re-visions of history
At the bookstore yesterday I literally tripped into a book called "A Perfect Mess: The Hidden Benefits of Disorder - How Crammed Closets, Cluttered Offices, and On-the-Fly Planning Make the World a Better Place" by Eric Abrahamson and David H. Freedman.
Someone wrote a book in defense of the way I live.
I opened it up and read the following passage:
"Of all the jazz artists and jam-banders who might spring to mind when it comes to improvisation, the superstar musician who may be the greatest improvisationalist of all time is well known to the public for everything except his improvisation. Yet so intense was this performer's dedication to jumping beyond the music as written that otherwise adoring audiences and backup musicians sometimes became annoyed at the length and off-the-wall intricacy of his extemporaneous musical wanderings, and he lost gigs over it. Even when sitting in with other musicians, he couldn't resist changing their compositions on the fly.
The irrepressible improviser was Johann Sebastian Bach."
- Abrahamson and Freedman
I was practically on the floor from pure surprise, laughing my ass off.
They go on to say that while improvisation was important in serious music back in the day, J.S. Bach was "infamous for the extent and boldness of it."
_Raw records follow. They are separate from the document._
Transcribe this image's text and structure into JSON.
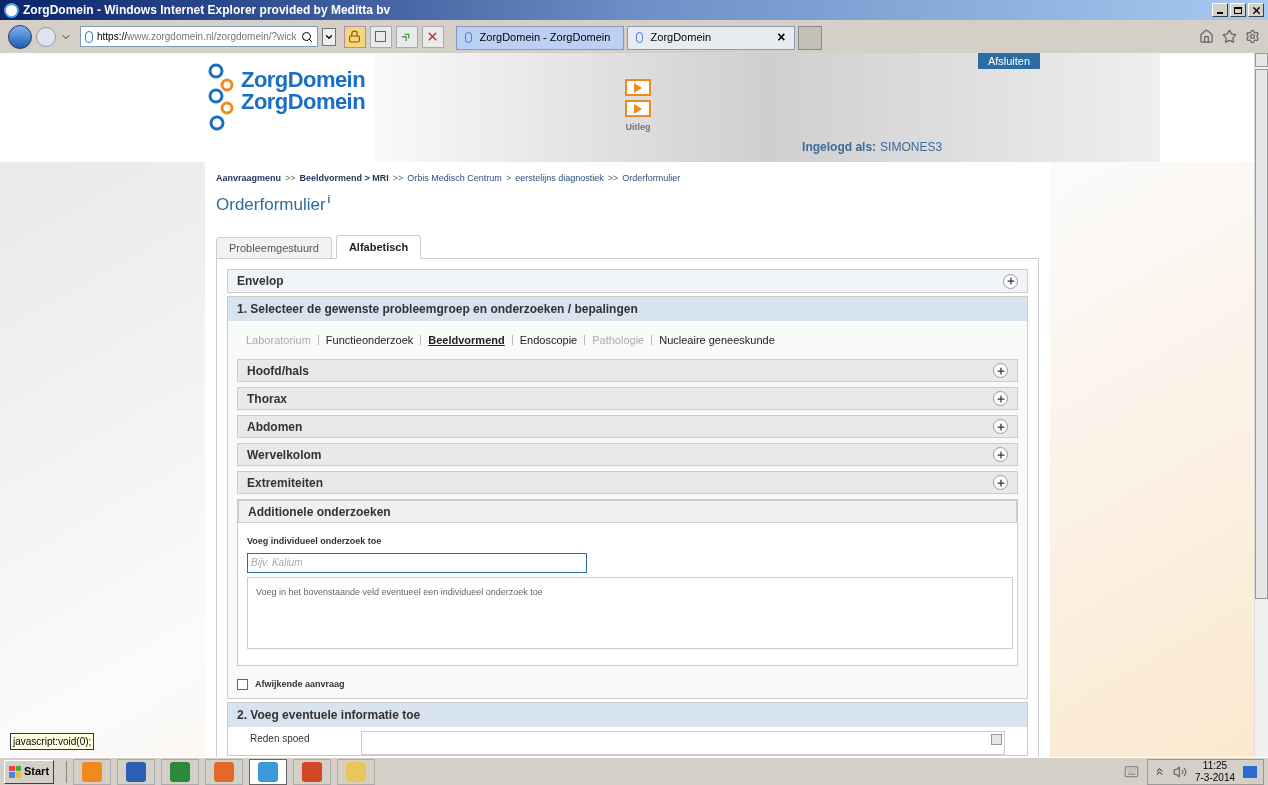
{
  "window": {
    "title": "ZorgDomein - Windows Internet Explorer provided by Meditta bv"
  },
  "address": {
    "url_scheme": "https://",
    "url_host": "www.zorgdomein.nl",
    "url_path": "/zorgdomein/?wick"
  },
  "browser_tabs": [
    {
      "label": "ZorgDomein - ZorgDomein",
      "selected": false
    },
    {
      "label": "ZorgDomein",
      "selected": true,
      "close": "×"
    }
  ],
  "header": {
    "logo": [
      "ZorgDomein",
      "ZorgDomein"
    ],
    "video_label": "Uitleg",
    "logout": "Afsluiten",
    "logged_in_label": "Ingelogd als:",
    "user": "SIMONES3"
  },
  "breadcrumb": [
    {
      "kind": "link",
      "text": "Aanvraagmenu",
      "bold": true
    },
    {
      "kind": "sep",
      "text": ">>"
    },
    {
      "kind": "link",
      "text": "Beeldvormend > MRI",
      "bold": true
    },
    {
      "kind": "sep",
      "text": ">>"
    },
    {
      "kind": "link",
      "text": "Orbis Medisch Centrum",
      "bold": false
    },
    {
      "kind": "sep",
      "text": ">"
    },
    {
      "kind": "link",
      "text": "eerstelijns diagnostiek",
      "bold": false
    },
    {
      "kind": "sep",
      "text": ">>"
    },
    {
      "kind": "link",
      "text": "Orderformulier",
      "bold": false
    }
  ],
  "page_title": {
    "text": "Orderformulier",
    "info": "i"
  },
  "tabs": [
    {
      "label": "Probleemgestuurd",
      "selected": false
    },
    {
      "label": "Alfabetisch",
      "selected": true
    }
  ],
  "envelop": {
    "title": "Envelop",
    "expanded": false
  },
  "section1": {
    "title": "1. Selecteer de gewenste probleemgroep en onderzoeken / bepalingen",
    "categories": [
      {
        "label": "Laboratorium",
        "disabled": true,
        "selected": false
      },
      {
        "label": "Functieonderzoek",
        "disabled": false,
        "selected": false
      },
      {
        "label": "Beeldvormend",
        "disabled": false,
        "selected": true
      },
      {
        "label": "Endoscopie",
        "disabled": false,
        "selected": false
      },
      {
        "label": "Pathologie",
        "disabled": true,
        "selected": false
      },
      {
        "label": "Nucleaire geneeskunde",
        "disabled": false,
        "selected": false
      }
    ],
    "groups": [
      {
        "title": "Hoofd/hals",
        "expanded": false
      },
      {
        "title": "Thorax",
        "expanded": false
      },
      {
        "title": "Abdomen",
        "expanded": false
      },
      {
        "title": "Wervelkolom",
        "expanded": false
      },
      {
        "title": "Extremiteiten",
        "expanded": false
      },
      {
        "title": "Additionele onderzoeken",
        "expanded": true
      }
    ],
    "additional": {
      "field_label": "Voeg individueel onderzoek toe",
      "placeholder": "Bijv. Kalium",
      "list_note": "Voeg in het bovenstaande veld eventueel een individueel onderzoek toe"
    },
    "deviating": {
      "label": "Afwijkende aanvraag",
      "checked": false
    }
  },
  "section2": {
    "title": "2. Voeg eventuele informatie toe",
    "field_label": "Reden spoed"
  },
  "status_tip": "javascript:void(0);",
  "taskbar": {
    "start": "Start",
    "time": "11:25",
    "date": "7-3-2014"
  }
}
Apparently, Johann was a wild and crazy guy.
It does explain why the cadenzas on some solo violin pieces were written so small. They were suggestions but way back when, soloists were supposed to go off and play the hell out of those measures as they saw fit showing off their mad skills to the nth degree.
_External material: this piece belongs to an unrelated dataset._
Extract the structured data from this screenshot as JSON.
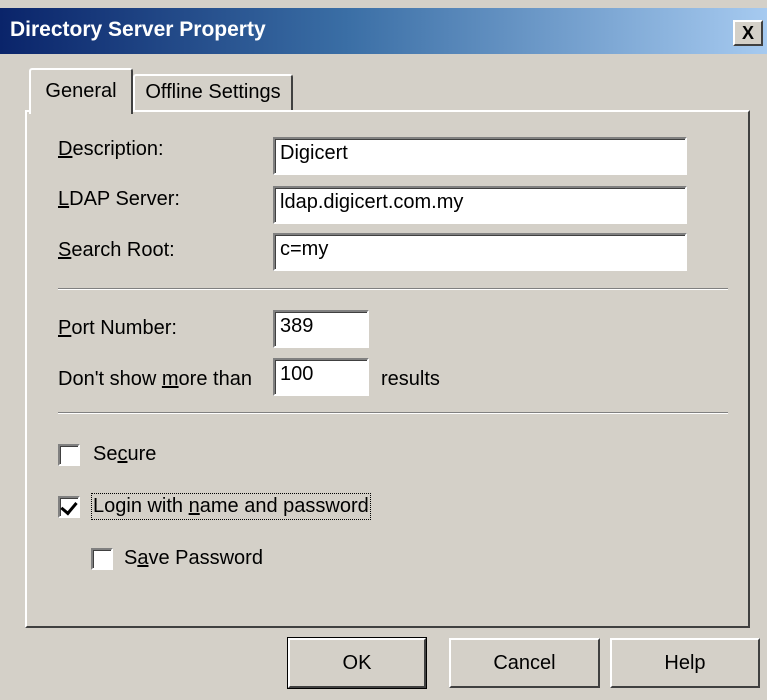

I have to say that if my violin teachers had encouraged me play my own cadenzas, I might have practiced more than I did. I would have had a reason besides fear of the wrath of my Mother.